Students from FIU’s College of Engineering and Computing helped design and build a satellite that will launch into space in 2015.

If you teach, taught or parent a student, you know that it can be a challenge to keep students actively engaged in learning.

But John Escobar, a parent who was teaching robotics and technology in an after school club at David Lawrence Jr K-8 Center, found a creative way to bring together students of all ages and propel their interest in engineering.

In 2012, Escobar was inspired by a school banner that declared the “sky is the limit.” He read about technologies to send to space, including weather balloons and rockets. He then became intrigued by the idea of building a satellite.

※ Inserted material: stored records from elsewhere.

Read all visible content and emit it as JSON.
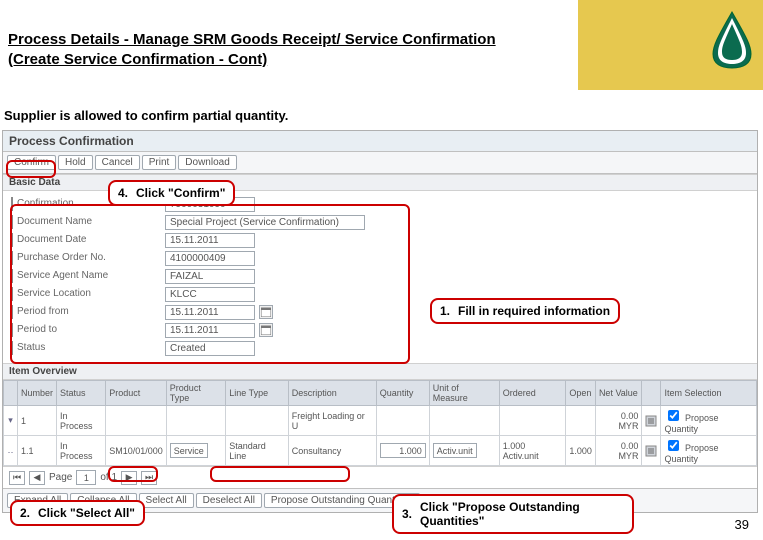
{
  "slide": {
    "title": "Process Details - Manage SRM Goods Receipt/ Service Confirmation (Create Service Confirmation - Cont)",
    "subtitle": "Supplier is allowed to confirm partial quantity.",
    "page_number": "39"
  },
  "sap": {
    "screen_title": "Process Confirmation",
    "toolbar": {
      "confirm": "Confirm",
      "hold": "Hold",
      "cancel": "Cancel",
      "print": "Print",
      "download": "Download"
    },
    "sections": {
      "basic": "Basic Data",
      "items": "Item Overview"
    },
    "form": {
      "confirmation_label": "Confirmation",
      "confirmation": "7900031090",
      "doc_name_label": "Document Name",
      "doc_name": "Special Project (Service Confirmation)",
      "doc_date_label": "Document Date",
      "doc_date": "15.11.2011",
      "po_label": "Purchase Order No.",
      "po": "4100000409",
      "agent_label": "Service Agent Name",
      "agent": "FAIZAL",
      "loc_label": "Service Location",
      "loc": "KLCC",
      "from_label": "Period from",
      "from": "15.11.2011",
      "to_label": "Period to",
      "to": "15.11.2011",
      "status_label": "Status",
      "status": "Created"
    },
    "table": {
      "hdr": {
        "number": "Number",
        "status": "Status",
        "product": "Product",
        "ptype": "Product Type",
        "ltype": "Line Type",
        "desc": "Description",
        "qty": "Quantity",
        "uom": "Unit of Measure",
        "ordered": "Ordered",
        "open": "Open",
        "net": "Net Value",
        "sel": "Item Selection"
      },
      "rows": [
        {
          "num": "1",
          "status": "In Process",
          "product": "",
          "ptype": "",
          "ltype": "",
          "desc": "Freight Loading or U",
          "qty": "",
          "uom": "",
          "ordered": "",
          "open": "",
          "net": "0.00 MYR",
          "sel_label": "Propose Quantity",
          "sel_checked": true
        },
        {
          "num": "1.1",
          "status": "In Process",
          "product": "SM10/01/000",
          "ptype": "Service",
          "ltype": "Standard Line",
          "desc": "Consultancy",
          "qty": "1.000",
          "uom": "Activ.unit",
          "ordered": "1.000 Activ.unit",
          "open": "1.000",
          "net": "0.00 MYR",
          "sel_label": "Propose Quantity",
          "sel_checked": true
        }
      ]
    },
    "pager": {
      "page_label": "Page",
      "page": "1",
      "of": "of 1"
    },
    "bottom": {
      "expand": "Expand All",
      "collapse": "Collapse All",
      "select": "Select All",
      "deselect": "Deselect All",
      "propose": "Propose Outstanding Quantities"
    }
  },
  "callouts": {
    "c1": {
      "num": "1.",
      "text": "Fill in required information"
    },
    "c2": {
      "num": "2.",
      "text": "Click \"Select All\""
    },
    "c3": {
      "num": "3.",
      "text": "Click \"Propose Outstanding Quantities\""
    },
    "c4": {
      "num": "4.",
      "text": "Click \"Confirm\""
    }
  }
}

The cost for a small satellite payload was $8,500. Escobar knew that a public school would not be able to easily fund such a venture, so he shared his idea with his professional colleagues and was able to find a sponsor, Optomize Inc., from Weston, FL. This company offered to fully fund the project.

After some discussion, a group of interested students from DLK8 were selected to participate. But along with DLK8 science teacher, Laurie Futterman, and principal, Bernard Osborn, Escobar recognized that this was a highly complex project that would require additional more expertise. Students from the neighboring high school, Alonzo and Tracy Mourning High School, were asked to join.

A short time later, it became clear that a more sophisticated level of engineering was necessary to truly ‘launch’ this project. Futterman then asked FIU College of Engineering and Computing’s Department of Electrical and Computer Engineering to become involved. Department chair Shekhar Bhansali and Senior Design Instructor Wilmer Arellano enthusiastically agreed and with that the partnership transformed into a tiered educational triad. It became the first satellite project in the United States in which the whole educational spectrum participated together to build and have a satellite.

After two years of electronic design and redesign, trials and successes with radio communication, image processing, and programming, the project was completed.

“I still remember our first trip to David Lawrence Junior K-8 in August 2012. I recall somebody saying something along the lines ‘We are good now. We have the experts.’ Where we, and more importantly, where the students of these three institutions became really expert, is at taking challenges and making them reality, “ Arellano says.

On Nov. 21, the students joined a standing room only crowd of guests, including FIU President Mark B. Rosenberg and Miami-Dade County Public Schools Superintendent Alberto Carvalho, to show the completed satellite, which will be launched in mid-2015.

The students proudly showed off the device and watched anxiously as Superintendent Carvalho took it in his hands to examine it more closely. “These hands have held a few babies,” Carvalho joked. “I’m sure I won’t drop this one.”

“Babies don’t take two years and cost close to $9,000,” Mourning High senior Briana Hawryluk pointed out.

When launched, the satellite, which looks like a coffee can and sports retractable measuring tapes from either side, will make an entire revolution around earth every 90 minutes and will be visible for around five minutes at every revolution. It will send back pictures, speed and temperature readings. “This project involved many areas of electrical and computer engineering and it has the tight constraint that weight must not be greater than one pound. The satellite includes tiny computers called microcontrollers, antennas, transmitters, receivers, modulators and demodulators. It will fly at an altitude of around one million feet with a speed of 17,500 mph,” Arellano notes.

“In addition, the satellite will broadcast a call sign identifying FIU, Mourning High, and DLK8 to the entire surface of the planets multiple times, enabling radio operators everywhere to say that our signal has been heard.”

“I have enjoyed every stage of this project and, after looking at these middle and high school students enjoying science and technology while they learn, I had this nostalgic feeling of wishing to be a middle or high school student again,” Arellano says. “But not at any middle or high school—I would want to be at David Lawrence Junior K-8 and Alonso and Tracy Mourning Senior High, because something special is going on there.”

By Robyn Nissim